• **What you need to do**: An exact copy of every record is needed, with the pictures left out.

☆ ☆ ☆ ☆

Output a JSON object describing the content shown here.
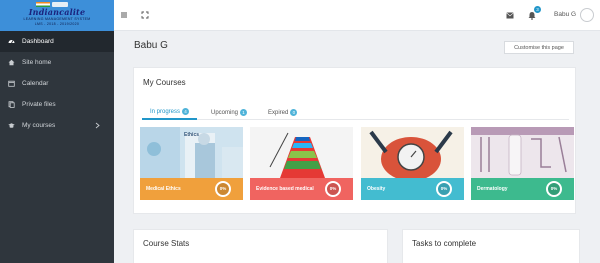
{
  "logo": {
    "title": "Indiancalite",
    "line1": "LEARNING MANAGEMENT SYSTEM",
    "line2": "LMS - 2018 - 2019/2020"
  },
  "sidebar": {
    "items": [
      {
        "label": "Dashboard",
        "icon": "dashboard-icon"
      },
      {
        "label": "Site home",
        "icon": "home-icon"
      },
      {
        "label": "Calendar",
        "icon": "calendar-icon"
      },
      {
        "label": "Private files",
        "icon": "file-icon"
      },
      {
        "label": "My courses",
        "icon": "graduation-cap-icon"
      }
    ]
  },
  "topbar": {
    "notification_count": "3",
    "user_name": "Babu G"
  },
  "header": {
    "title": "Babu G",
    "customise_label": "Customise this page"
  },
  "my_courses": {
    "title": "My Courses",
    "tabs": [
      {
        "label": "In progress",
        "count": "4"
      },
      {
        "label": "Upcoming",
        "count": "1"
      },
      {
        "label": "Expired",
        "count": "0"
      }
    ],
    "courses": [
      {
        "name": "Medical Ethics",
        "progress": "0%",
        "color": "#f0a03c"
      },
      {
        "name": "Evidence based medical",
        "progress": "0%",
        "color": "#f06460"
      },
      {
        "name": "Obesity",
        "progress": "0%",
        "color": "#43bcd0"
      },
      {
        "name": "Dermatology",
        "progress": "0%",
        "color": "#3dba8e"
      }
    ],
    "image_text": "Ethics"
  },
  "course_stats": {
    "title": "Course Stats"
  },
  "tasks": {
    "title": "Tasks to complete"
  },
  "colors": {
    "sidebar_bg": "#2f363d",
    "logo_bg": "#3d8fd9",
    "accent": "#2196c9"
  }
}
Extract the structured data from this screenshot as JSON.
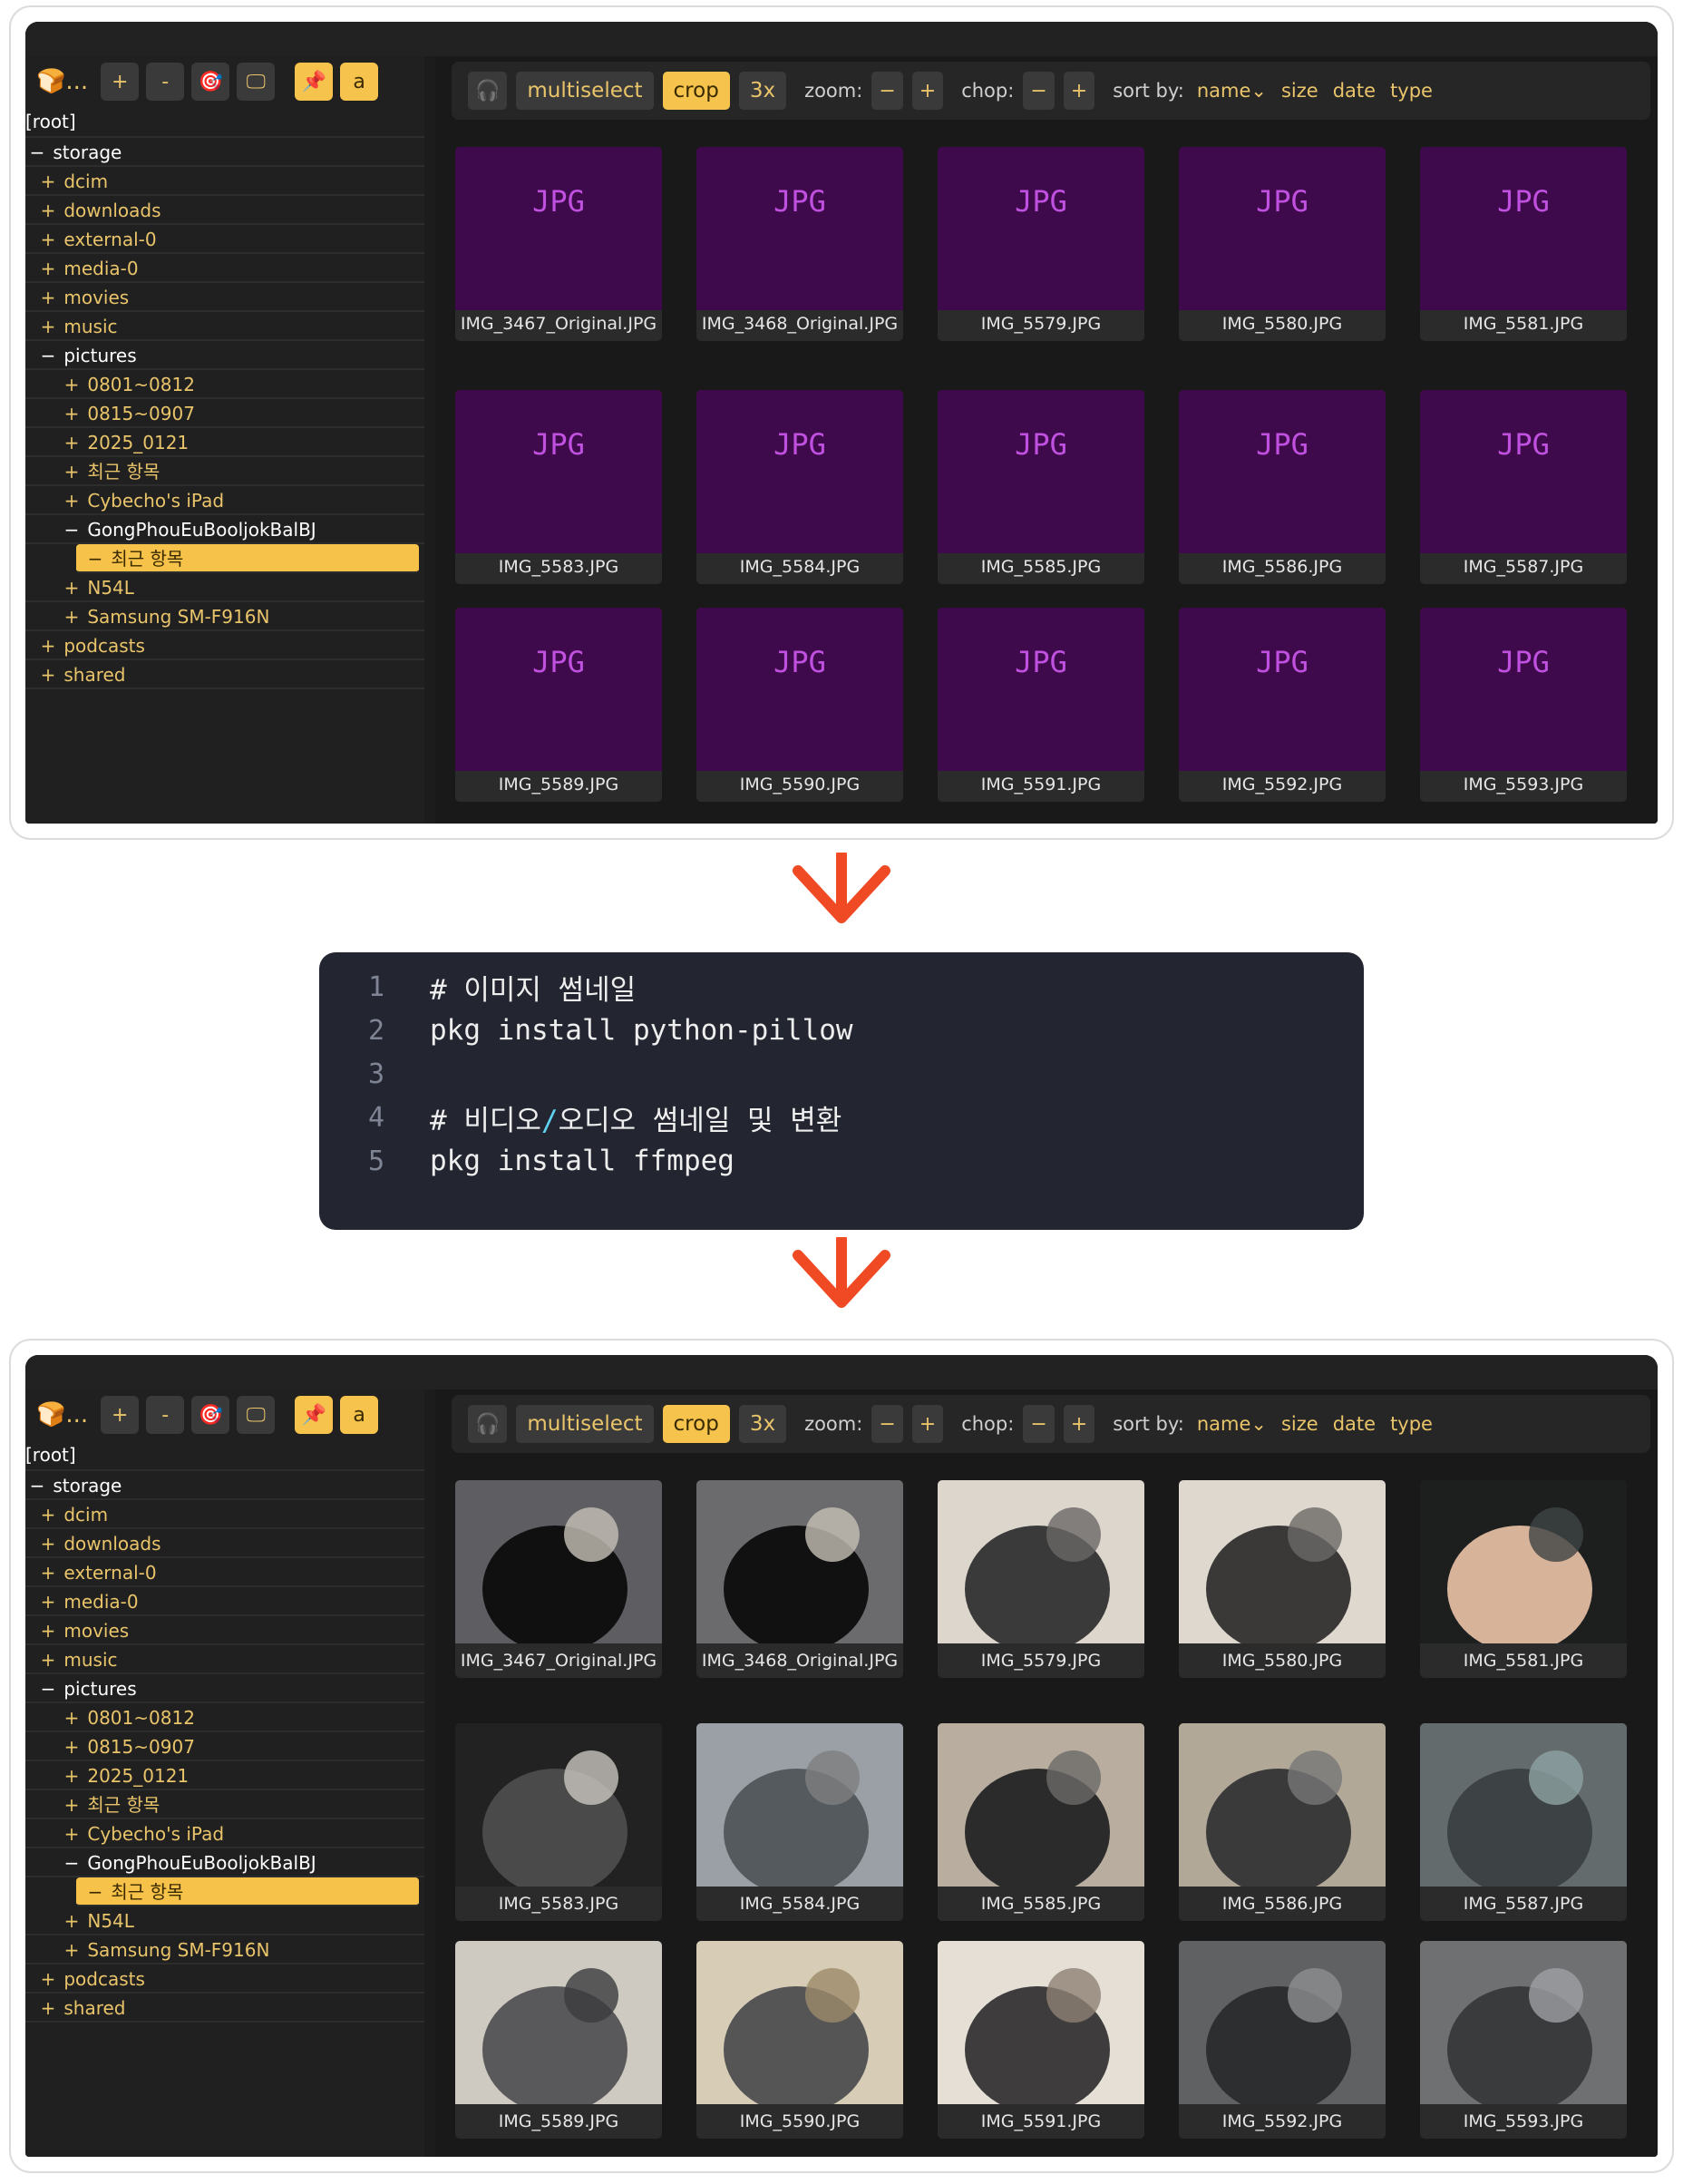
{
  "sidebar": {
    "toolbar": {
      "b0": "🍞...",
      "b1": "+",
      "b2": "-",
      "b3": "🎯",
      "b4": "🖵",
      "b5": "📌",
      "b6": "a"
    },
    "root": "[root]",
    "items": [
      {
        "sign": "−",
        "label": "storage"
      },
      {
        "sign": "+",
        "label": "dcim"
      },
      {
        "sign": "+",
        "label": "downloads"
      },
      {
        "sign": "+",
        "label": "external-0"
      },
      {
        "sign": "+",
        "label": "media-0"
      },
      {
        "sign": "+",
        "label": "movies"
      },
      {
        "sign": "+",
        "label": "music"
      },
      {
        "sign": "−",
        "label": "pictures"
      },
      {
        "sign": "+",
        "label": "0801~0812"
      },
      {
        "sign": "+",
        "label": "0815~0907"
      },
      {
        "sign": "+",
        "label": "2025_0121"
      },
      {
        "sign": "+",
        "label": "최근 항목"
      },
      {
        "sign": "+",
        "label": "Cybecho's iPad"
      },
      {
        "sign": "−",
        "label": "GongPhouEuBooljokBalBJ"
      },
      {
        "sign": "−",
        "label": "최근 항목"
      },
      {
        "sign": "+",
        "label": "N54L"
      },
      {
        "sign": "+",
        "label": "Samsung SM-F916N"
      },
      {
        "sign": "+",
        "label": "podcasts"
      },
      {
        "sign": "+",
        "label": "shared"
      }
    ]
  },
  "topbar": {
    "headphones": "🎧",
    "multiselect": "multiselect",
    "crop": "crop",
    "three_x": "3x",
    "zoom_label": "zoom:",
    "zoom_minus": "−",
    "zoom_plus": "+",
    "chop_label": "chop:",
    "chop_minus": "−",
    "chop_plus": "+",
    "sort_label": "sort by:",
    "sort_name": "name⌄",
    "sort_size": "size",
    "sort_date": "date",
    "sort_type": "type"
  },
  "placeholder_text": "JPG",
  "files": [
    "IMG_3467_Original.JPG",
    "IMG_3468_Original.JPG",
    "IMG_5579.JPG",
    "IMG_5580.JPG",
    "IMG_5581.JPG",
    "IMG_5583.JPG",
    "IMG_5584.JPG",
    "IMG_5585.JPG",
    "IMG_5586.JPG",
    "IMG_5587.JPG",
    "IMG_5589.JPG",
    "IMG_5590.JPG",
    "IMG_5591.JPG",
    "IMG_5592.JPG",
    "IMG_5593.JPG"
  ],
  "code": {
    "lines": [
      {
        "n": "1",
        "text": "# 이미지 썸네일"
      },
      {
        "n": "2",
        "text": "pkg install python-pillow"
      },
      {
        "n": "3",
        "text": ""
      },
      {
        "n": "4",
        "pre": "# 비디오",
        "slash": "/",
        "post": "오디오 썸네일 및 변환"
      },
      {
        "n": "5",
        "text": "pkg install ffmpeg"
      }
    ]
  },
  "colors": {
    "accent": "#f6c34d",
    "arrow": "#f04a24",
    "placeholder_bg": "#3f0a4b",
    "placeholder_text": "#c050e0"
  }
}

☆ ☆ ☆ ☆

• **Result**:
Output a JSON object describing the content shown here.
{
  "logo": {
    "title": "Indiancalite",
    "line1": "LEARNING MANAGEMENT SYSTEM",
    "line2": "LMS - 2018 - 2019/2020"
  },
  "sidebar": {
    "items": [
      {
        "label": "Dashboard",
        "icon": "dashboard-icon"
      },
      {
        "label": "Site home",
        "icon": "home-icon"
      },
      {
        "label": "Calendar",
        "icon": "calendar-icon"
      },
      {
        "label": "Private files",
        "icon": "file-icon"
      },
      {
        "label": "My courses",
        "icon": "graduation-cap-icon"
      }
    ]
  },
  "topbar": {
    "notification_count": "3",
    "user_name": "Babu G"
  },
  "header": {
    "title": "Babu G",
    "customise_label": "Customise this page"
  },
  "my_courses": {
    "title": "My Courses",
    "tabs": [
      {
        "label": "In progress",
        "count": "4"
      },
      {
        "label": "Upcoming",
        "count": "1"
      },
      {
        "label": "Expired",
        "count": "0"
      }
    ],
    "courses": [
      {
        "name": "Medical Ethics",
        "progress": "0%",
        "color": "#f0a03c"
      },
      {
        "name": "Evidence based medical",
        "progress": "0%",
        "color": "#f06460"
      },
      {
        "name": "Obesity",
        "progress": "0%",
        "color": "#43bcd0"
      },
      {
        "name": "Dermatology",
        "progress": "0%",
        "color": "#3dba8e"
      }
    ],
    "image_text": "Ethics"
  },
  "course_stats": {
    "title": "Course Stats"
  },
  "tasks": {
    "title": "Tasks to complete"
  },
  "colors": {
    "sidebar_bg": "#2f363d",
    "logo_bg": "#3d8fd9",
    "accent": "#2196c9"
  }
}
Extract the structured data from this screenshot as JSON.
{
  "sidebar": {
    "toolbar": {
      "b0": "🍞...",
      "b1": "+",
      "b2": "-",
      "b3": "🎯",
      "b4": "🖵",
      "b5": "📌",
      "b6": "a"
    },
    "root": "[root]",
    "items": [
      {
        "sign": "−",
        "label": "storage"
      },
      {
        "sign": "+",
        "label": "dcim"
      },
      {
        "sign": "+",
        "label": "downloads"
      },
      {
        "sign": "+",
        "label": "external-0"
      },
      {
        "sign": "+",
        "label": "media-0"
      },
      {
        "sign": "+",
        "label": "movies"
      },
      {
        "sign": "+",
        "label": "music"
      },
      {
        "sign": "−",
        "label": "pictures"
      },
      {
        "sign": "+",
        "label": "0801~0812"
      },
      {
        "sign": "+",
        "label": "0815~0907"
      },
      {
        "sign": "+",
        "label": "2025_0121"
      },
      {
        "sign": "+",
        "label": "최근 항목"
      },
      {
        "sign": "+",
        "label": "Cybecho's iPad"
      },
      {
        "sign": "−",
        "label": "GongPhouEuBooljokBalBJ"
      },
      {
        "sign": "−",
        "label": "최근 항목"
      },
      {
        "sign": "+",
        "label": "N54L"
      },
      {
        "sign": "+",
        "label": "Samsung SM-F916N"
      },
      {
        "sign": "+",
        "label": "podcasts"
      },
      {
        "sign": "+",
        "label": "shared"
      }
    ]
  },
  "topbar": {
    "headphones": "🎧",
    "multiselect": "multiselect",
    "crop": "crop",
    "three_x": "3x",
    "zoom_label": "zoom:",
    "zoom_minus": "−",
    "zoom_plus": "+",
    "chop_label": "chop:",
    "chop_minus": "−",
    "chop_plus": "+",
    "sort_label": "sort by:",
    "sort_name": "name⌄",
    "sort_size": "size",
    "sort_date": "date",
    "sort_type": "type"
  },
  "placeholder_text": "JPG",
  "files": [
    "IMG_3467_Original.JPG",
    "IMG_3468_Original.JPG",
    "IMG_5579.JPG",
    "IMG_5580.JPG",
    "IMG_5581.JPG",
    "IMG_5583.JPG",
    "IMG_5584.JPG",
    "IMG_5585.JPG",
    "IMG_5586.JPG",
    "IMG_5587.JPG",
    "IMG_5589.JPG",
    "IMG_5590.JPG",
    "IMG_5591.JPG",
    "IMG_5592.JPG",
    "IMG_5593.JPG"
  ],
  "code": {
    "lines": [
      {
        "n": "1",
        "text": "# 이미지 썸네일"
      },
      {
        "n": "2",
        "text": "pkg install python-pillow"
      },
      {
        "n": "3",
        "text": ""
      },
      {
        "n": "4",
        "pre": "# 비디오",
        "slash": "/",
        "post": "오디오 썸네일 및 변환"
      },
      {
        "n": "5",
        "text": "pkg install ffmpeg"
      }
    ]
  },
  "colors": {
    "accent": "#f6c34d",
    "arrow": "#f04a24",
    "placeholder_bg": "#3f0a4b",
    "placeholder_text": "#c050e0"
  }
}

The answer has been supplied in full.